▶ **WHAT THE TASK ASKS**: Using the records that follow, count the lines containing the word "JSON" and give that number only.

▶ **INFORMATION SHOWN**:
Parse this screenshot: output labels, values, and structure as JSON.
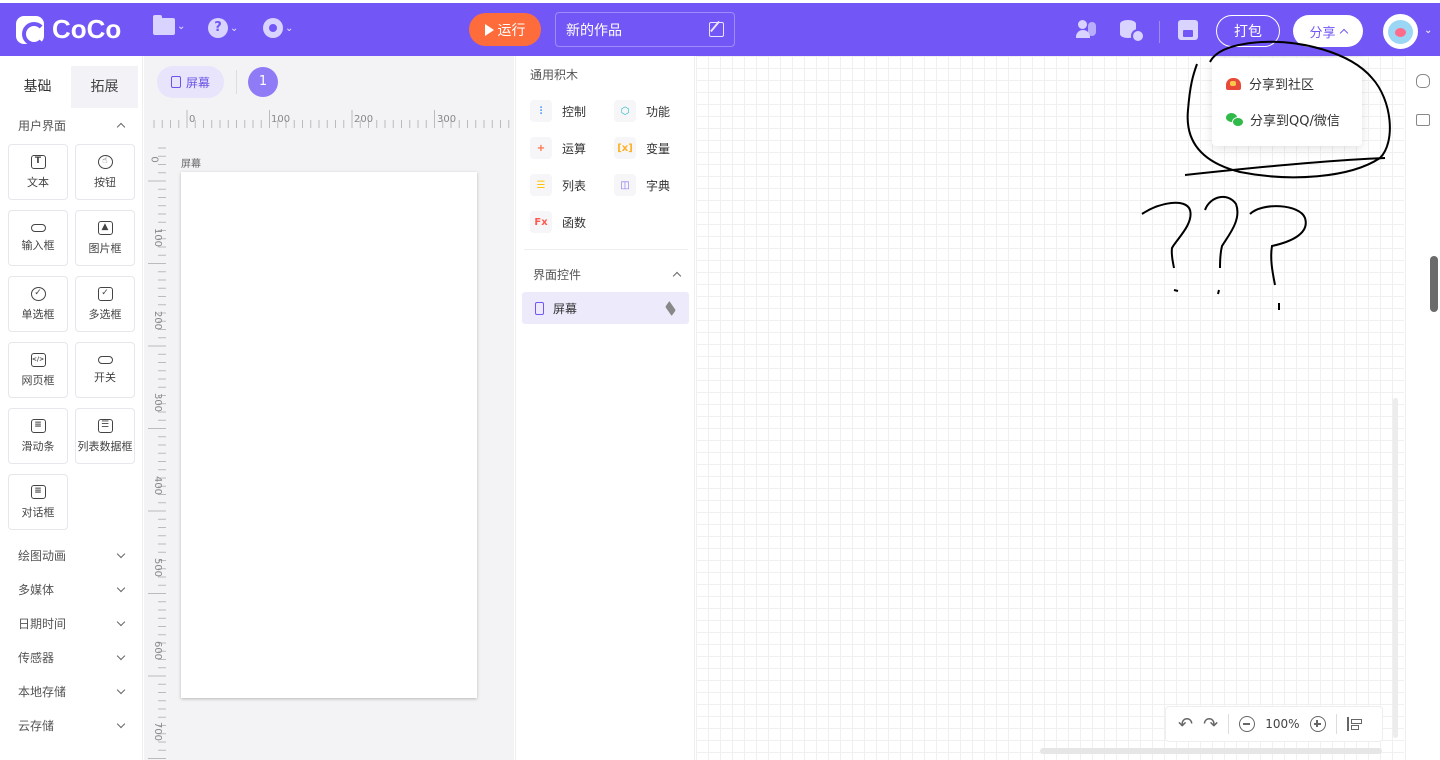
{
  "app": {
    "logo_text": "CoCo"
  },
  "toolbar": {
    "run_label": "运行",
    "project_title": "新的作品",
    "pack_label": "打包",
    "share_label": "分享"
  },
  "share_menu": {
    "items": [
      {
        "label": "分享到社区"
      },
      {
        "label": "分享到QQ/微信"
      }
    ]
  },
  "left_panel": {
    "tabs": [
      {
        "label": "基础"
      },
      {
        "label": "拓展"
      }
    ],
    "ui_section": "用户界面",
    "components": [
      {
        "label": "文本",
        "icon": "text-icon",
        "glyph": "T"
      },
      {
        "label": "按钮",
        "icon": "button-icon",
        "glyph": "☝"
      },
      {
        "label": "输入框",
        "icon": "input-icon",
        "glyph": "I"
      },
      {
        "label": "图片框",
        "icon": "image-icon",
        "glyph": "▲"
      },
      {
        "label": "单选框",
        "icon": "radio-icon",
        "glyph": "✓"
      },
      {
        "label": "多选框",
        "icon": "checkbox-icon",
        "glyph": "✓"
      },
      {
        "label": "网页框",
        "icon": "webview-icon",
        "glyph": "</>"
      },
      {
        "label": "开关",
        "icon": "switch-icon",
        "glyph": "●"
      },
      {
        "label": "滑动条",
        "icon": "slider-icon",
        "glyph": "≡"
      },
      {
        "label": "列表数据框",
        "icon": "list-data-icon",
        "glyph": "☰"
      },
      {
        "label": "对话框",
        "icon": "dialog-icon",
        "glyph": "≡"
      }
    ],
    "categories": [
      {
        "label": "绘图动画"
      },
      {
        "label": "多媒体"
      },
      {
        "label": "日期时间"
      },
      {
        "label": "传感器"
      },
      {
        "label": "本地存储"
      },
      {
        "label": "云存储"
      }
    ]
  },
  "canvas": {
    "screen_tab_label": "屏幕",
    "page_number": "1",
    "screen_label": "屏幕",
    "ruler_h": [
      "0",
      "100",
      "200",
      "300"
    ],
    "ruler_v": [
      "0",
      "100",
      "200",
      "300",
      "400",
      "500",
      "600",
      "700"
    ]
  },
  "blocks_panel": {
    "general_title": "通用积木",
    "items": [
      {
        "label": "控制",
        "icon": "control-icon",
        "glyph": "⫶",
        "color": "#2f8cff"
      },
      {
        "label": "功能",
        "icon": "function-icon",
        "glyph": "⬡",
        "color": "#1cb5c4"
      },
      {
        "label": "运算",
        "icon": "operator-icon",
        "glyph": "+",
        "color": "#ff6b3d"
      },
      {
        "label": "变量",
        "icon": "variable-icon",
        "glyph": "[x]",
        "color": "#ffb020"
      },
      {
        "label": "列表",
        "icon": "list-icon",
        "glyph": "☰",
        "color": "#ffc400"
      },
      {
        "label": "字典",
        "icon": "dict-icon",
        "glyph": "◫",
        "color": "#8a6cf5"
      },
      {
        "label": "函数",
        "icon": "fx-icon",
        "glyph": "Fx",
        "color": "#ff5a4f"
      }
    ],
    "controls_title": "界面控件",
    "screen_row_label": "屏幕"
  },
  "stage": {
    "zoom": "100%"
  }
}
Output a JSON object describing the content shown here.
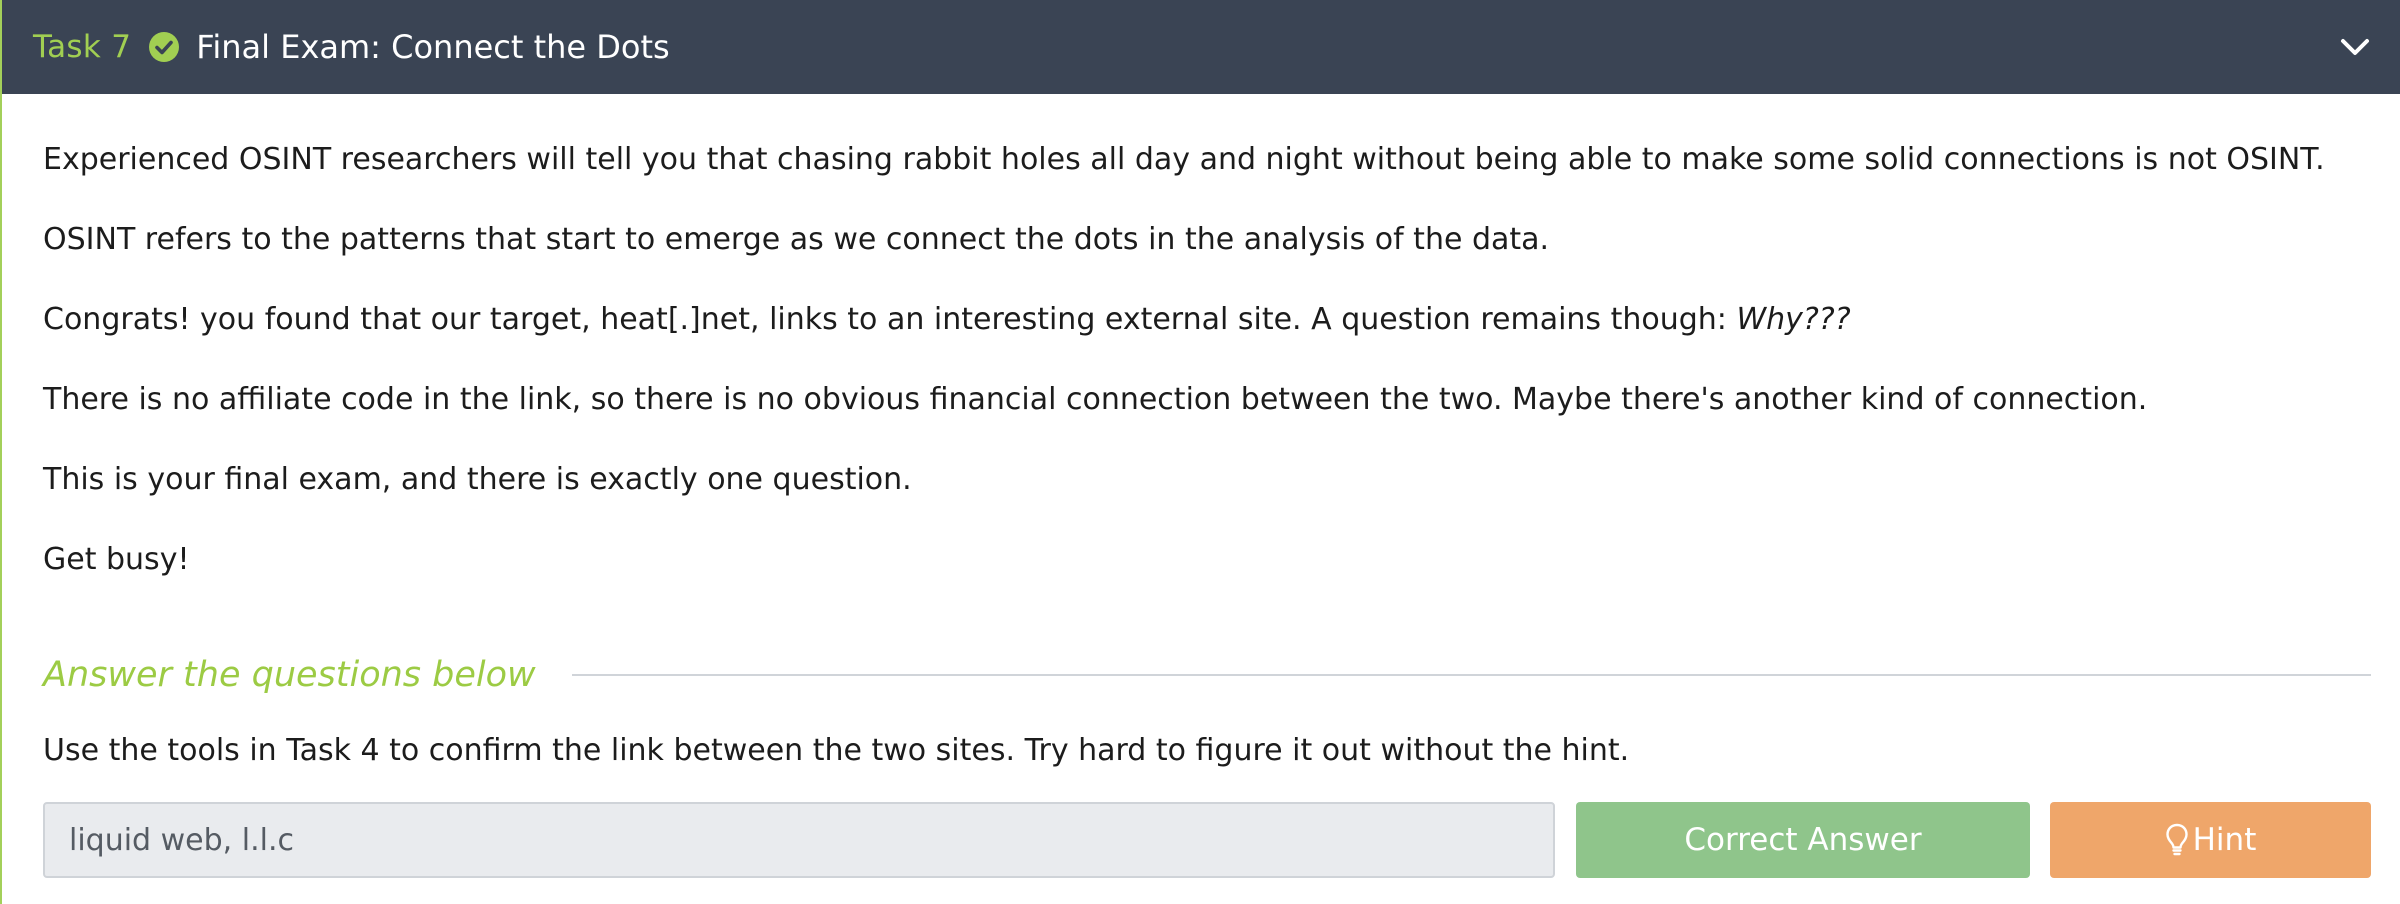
{
  "colors": {
    "header_bg": "#3a4454",
    "task_number": "#a1cf52",
    "accent_green": "#9ccb44",
    "correct_button": "#8fc58b",
    "hint_button": "#efa66a",
    "input_bg": "#e9ebee"
  },
  "task": {
    "number_label": "Task 7",
    "status_icon": "check-circle-icon",
    "title": "Final Exam: Connect the Dots",
    "toggle_icon": "chevron-down-icon"
  },
  "content": {
    "p1": "Experienced OSINT researchers will tell you that chasing rabbit holes all day and night without being able to make some solid connections is not OSINT.",
    "p2": "OSINT refers to the patterns that start to emerge as we connect the dots in the analysis of the data.",
    "p3_text": "Congrats! you found that our target, heat[.]net, links to an interesting external site. A question remains though: ",
    "p3_emphasis": "Why???",
    "p4": "There is no affiliate code in the link, so there is no obvious financial connection between the two. Maybe there's another kind of connection.",
    "p5": "This is your final exam, and there is exactly one question.",
    "p6": "Get busy!"
  },
  "answers": {
    "heading": "Answer the questions below",
    "question": "Use the tools in Task 4 to confirm the link between the two sites. Try hard to figure it out without the hint.",
    "answer_value": "liquid web, l.l.c",
    "correct_label": "Correct Answer",
    "hint_icon": "lightbulb-icon",
    "hint_label": "Hint"
  }
}
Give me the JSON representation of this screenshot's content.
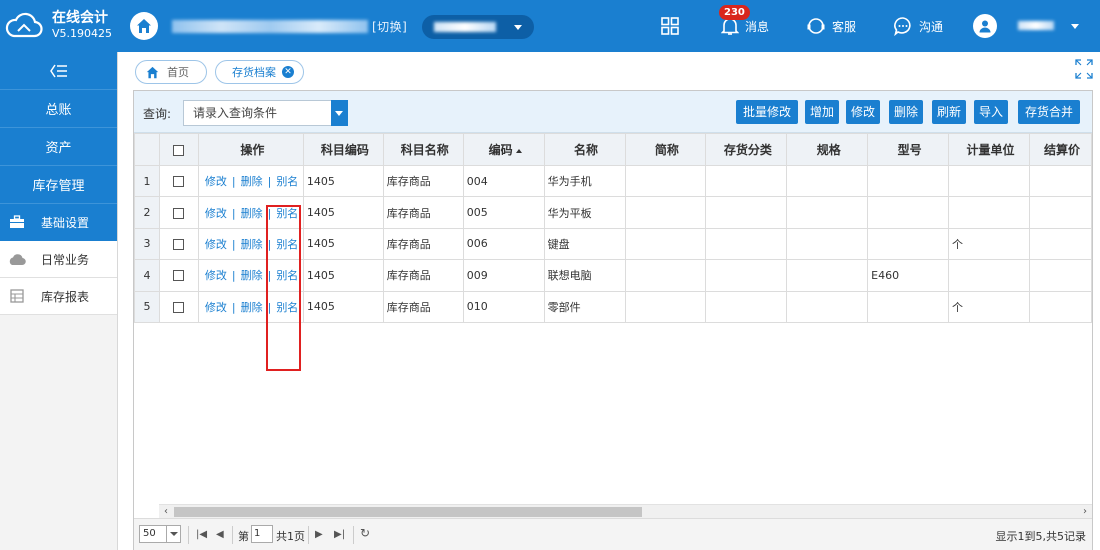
{
  "app": {
    "name": "在线会计",
    "version": "V5.190425"
  },
  "header": {
    "company_suffix": "[切换]",
    "messages_label": "消息",
    "messages_badge": "230",
    "service_label": "客服",
    "chat_label": "沟通"
  },
  "sidebar": {
    "main": [
      "总账",
      "资产",
      "库存管理"
    ],
    "sub": [
      {
        "label": "基础设置",
        "icon": "briefcase-icon",
        "active": true
      },
      {
        "label": "日常业务",
        "icon": "cloud-icon",
        "active": false
      },
      {
        "label": "库存报表",
        "icon": "report-icon",
        "active": false
      }
    ]
  },
  "tabs": {
    "home": "首页",
    "current": "存货档案"
  },
  "toolbar": {
    "query_label": "查询:",
    "query_placeholder": "请录入查询条件",
    "buttons": [
      "批量修改",
      "增加",
      "修改",
      "删除",
      "刷新",
      "导入",
      "存货合并"
    ]
  },
  "table": {
    "columns": [
      "操作",
      "科目编码",
      "科目名称",
      "编码",
      "名称",
      "简称",
      "存货分类",
      "规格",
      "型号",
      "计量单位",
      "结算价"
    ],
    "actions": {
      "edit": "修改",
      "delete": "删除",
      "alias": "别名"
    },
    "rows": [
      {
        "no": "1",
        "subject_code": "1405",
        "subject_name": "库存商品",
        "code": "004",
        "name": "华为手机",
        "abbr": "",
        "category": "",
        "spec": "",
        "model": "",
        "unit": "",
        "price": ""
      },
      {
        "no": "2",
        "subject_code": "1405",
        "subject_name": "库存商品",
        "code": "005",
        "name": "华为平板",
        "abbr": "",
        "category": "",
        "spec": "",
        "model": "",
        "unit": "",
        "price": ""
      },
      {
        "no": "3",
        "subject_code": "1405",
        "subject_name": "库存商品",
        "code": "006",
        "name": "键盘",
        "abbr": "",
        "category": "",
        "spec": "",
        "model": "",
        "unit": "个",
        "price": ""
      },
      {
        "no": "4",
        "subject_code": "1405",
        "subject_name": "库存商品",
        "code": "009",
        "name": "联想电脑",
        "abbr": "",
        "category": "",
        "spec": "",
        "model": "E460",
        "unit": "",
        "price": ""
      },
      {
        "no": "5",
        "subject_code": "1405",
        "subject_name": "库存商品",
        "code": "010",
        "name": "零部件",
        "abbr": "",
        "category": "",
        "spec": "",
        "model": "",
        "unit": "个",
        "price": ""
      }
    ]
  },
  "pager": {
    "page_size": "50",
    "page_prefix": "第",
    "current_page": "1",
    "total_pages": "共1页",
    "info": "显示1到5,共5记录"
  },
  "colors": {
    "primary": "#1a7fd0",
    "highlight_box": "#e02020",
    "badge": "#d9261c"
  }
}
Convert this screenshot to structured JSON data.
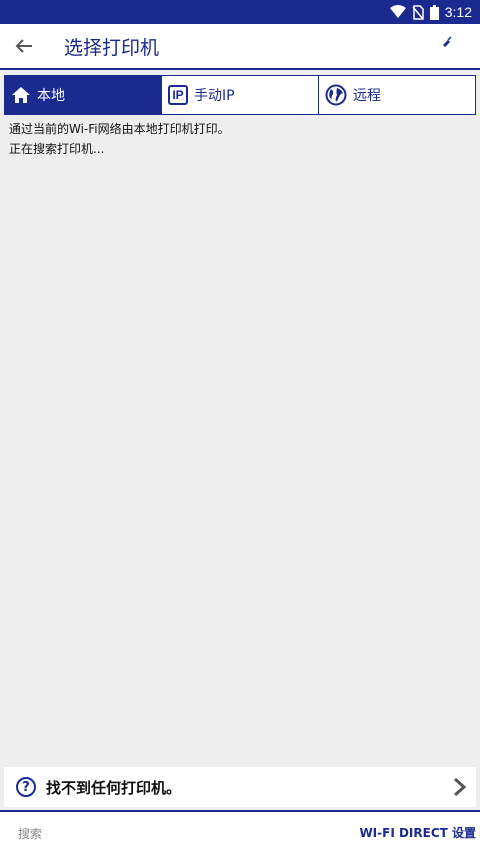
{
  "status_bar": {
    "time": "3:12",
    "icons": [
      "wifi-icon",
      "no-sim-icon",
      "battery-icon"
    ]
  },
  "app_bar": {
    "title": "选择打印机",
    "back_icon": "back-arrow-icon",
    "action_icon": "pin-icon"
  },
  "tabs": [
    {
      "label": "本地",
      "icon": "home-icon",
      "active": true
    },
    {
      "label": "手动IP",
      "icon": "ip-icon",
      "active": false
    },
    {
      "label": "远程",
      "icon": "globe-icon",
      "active": false
    }
  ],
  "ip_badge": "IP",
  "info": {
    "line1": "通过当前的Wi-Fi网络由本地打印机打印。",
    "line2": "正在搜索打印机..."
  },
  "not_found": {
    "icon_text": "?",
    "label": "找不到任何打印机。"
  },
  "bottom_bar": {
    "search_label": "搜索",
    "wifi_direct_label": "WI-FI DIRECT 设置"
  },
  "colors": {
    "accent": "#1a2a8f",
    "background": "#eeeeee"
  }
}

▶ **RESPONSE**: 4